A women's clothing chain founded to cater to the faith-and-values shopper is selling what it bills as "modest" apparel at Chandler Fashion Center.
But your typical customer at Shade Clothing, which opened near Nordstrom last month, doesn't look anything like Laura Ingalls Wilder, and merchandise there is closer to what you'd find at The Gap than on an episode of "Little House on the Prairie."
Shade places an emphasis on moderately priced, trendy women's clothing that isn't too sheer, low-cut or revealing.
Bridget Burress, Shade's assistant manager, said the clothes are sort of a cross between Ann Taylor and Banana Republic.
"Overall, we just sell really great clothes that are super cute and super comfortable and are really great quality," she said.
The apparel ranges from leisure clothing for wearing around the house to more formal attire for going out.
Short-sleeve T-shirts cost $11.99, while a gathered dress with waist band is $48.50.
Other items include collared shirts for about $25, hoodies for about $39 and lounge pants for about $35.

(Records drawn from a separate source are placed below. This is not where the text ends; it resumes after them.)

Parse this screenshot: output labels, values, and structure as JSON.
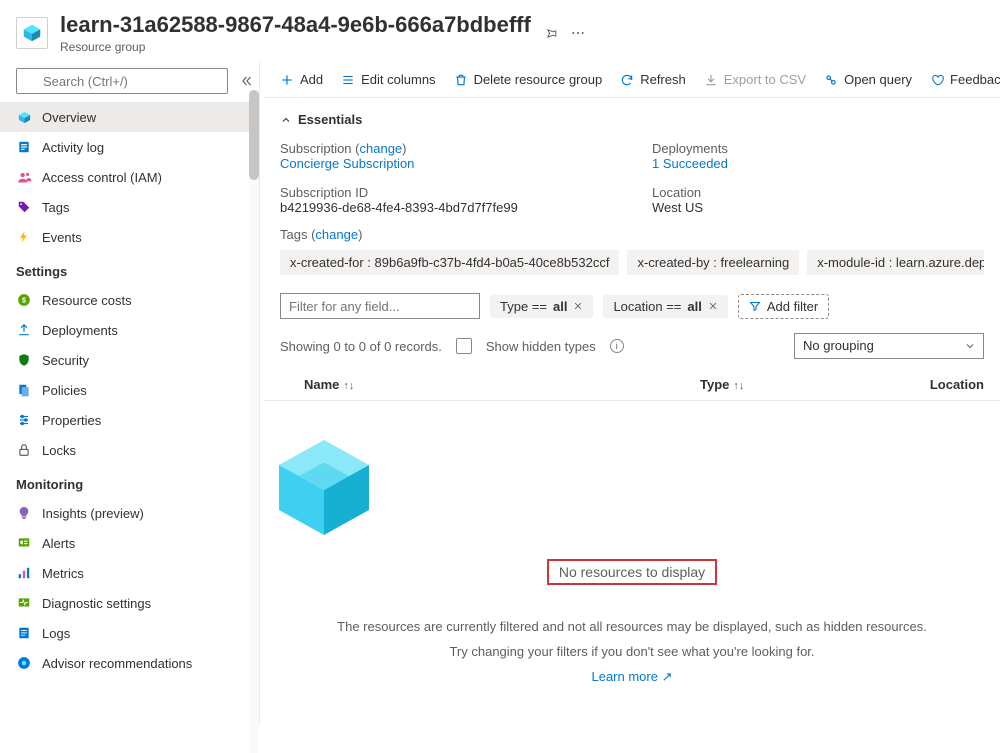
{
  "header": {
    "title": "learn-31a62588-9867-48a4-9e6b-666a7bdbefff",
    "subtitle": "Resource group"
  },
  "search": {
    "placeholder": "Search (Ctrl+/)"
  },
  "nav": {
    "overview": "Overview",
    "activity": "Activity log",
    "iam": "Access control (IAM)",
    "tags": "Tags",
    "events": "Events",
    "section_settings": "Settings",
    "costs": "Resource costs",
    "deployments": "Deployments",
    "security": "Security",
    "policies": "Policies",
    "properties": "Properties",
    "locks": "Locks",
    "section_monitoring": "Monitoring",
    "insights": "Insights (preview)",
    "alerts": "Alerts",
    "metrics": "Metrics",
    "diagnostic": "Diagnostic settings",
    "logs": "Logs",
    "advisor": "Advisor recommendations"
  },
  "toolbar": {
    "add": "Add",
    "edit_cols": "Edit columns",
    "delete_rg": "Delete resource group",
    "refresh": "Refresh",
    "export_csv": "Export to CSV",
    "open_query": "Open query",
    "feedback": "Feedback"
  },
  "essentials": {
    "toggle": "Essentials",
    "sub_label": "Subscription",
    "sub_change": "change",
    "sub_value": "Concierge Subscription",
    "dep_label": "Deployments",
    "dep_value": "1 Succeeded",
    "subid_label": "Subscription ID",
    "subid_value": "b4219936-de68-4fe4-8393-4bd7d7f7fe99",
    "loc_label": "Location",
    "loc_value": "West US",
    "tags_label": "Tags",
    "tags_change": "change",
    "tag1": "x-created-for : 89b6a9fb-c37b-4fd4-b0a5-40ce8b532ccf",
    "tag2": "x-created-by : freelearning",
    "tag3": "x-module-id : learn.azure.deploy-az"
  },
  "filters": {
    "placeholder": "Filter for any field...",
    "type_pre": "Type == ",
    "type_val": "all",
    "loc_pre": "Location == ",
    "loc_val": "all",
    "add": "Add filter"
  },
  "status": {
    "records": "Showing 0 to 0 of 0 records.",
    "hidden": "Show hidden types",
    "grouping": "No grouping"
  },
  "table": {
    "name": "Name",
    "type": "Type",
    "location": "Location"
  },
  "empty": {
    "headline": "No resources to display",
    "line1": "The resources are currently filtered and not all resources may be displayed, such as hidden resources.",
    "line2": "Try changing your filters if you don't see what you're looking for.",
    "learn": "Learn more"
  }
}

Shade was founded in late 2004 by Chelsea Rippy, a Mormon woman living in American Fork, Utah, who said she was tired of rummaging through clothing racks for outfits that didn't flash a lot of skin.
"It's kind of hard to distinguish my values with just my insecurities and my self-consciousness," she explained. "I was raised ... to be modest and not to expose too much, but at the same time I'm a mother of two and I don't have a perfect body. Regardless of my religion or even my modesty, it was becoming a factor of comfort."
Rippy, who also designs the chain's clothing, said she originally thought her clothes would appeal only to other members of The Church of Jesus Christ of Latter-day Saints. But she soon discovered the clothes had broader appeal with women who simply want to look fashionable without sacrificing comfort.
"It actually only took me a matter of a month or so before I was like 'Oh, wow. This brand is going to appeal to everyone regardless of religion,'" she said. "At the end of the day, women want to be comfortable in what they're wearing."
Jill Buckley, a Gilbert resident who was browsing the racks at Shade, said she liked the style of clothing.
"I like that the shirts are long," she said, explaining that many tops expose her midriff whenever she raises her arms.
"I'm pretty sure I'll shop here - almost positive," she said.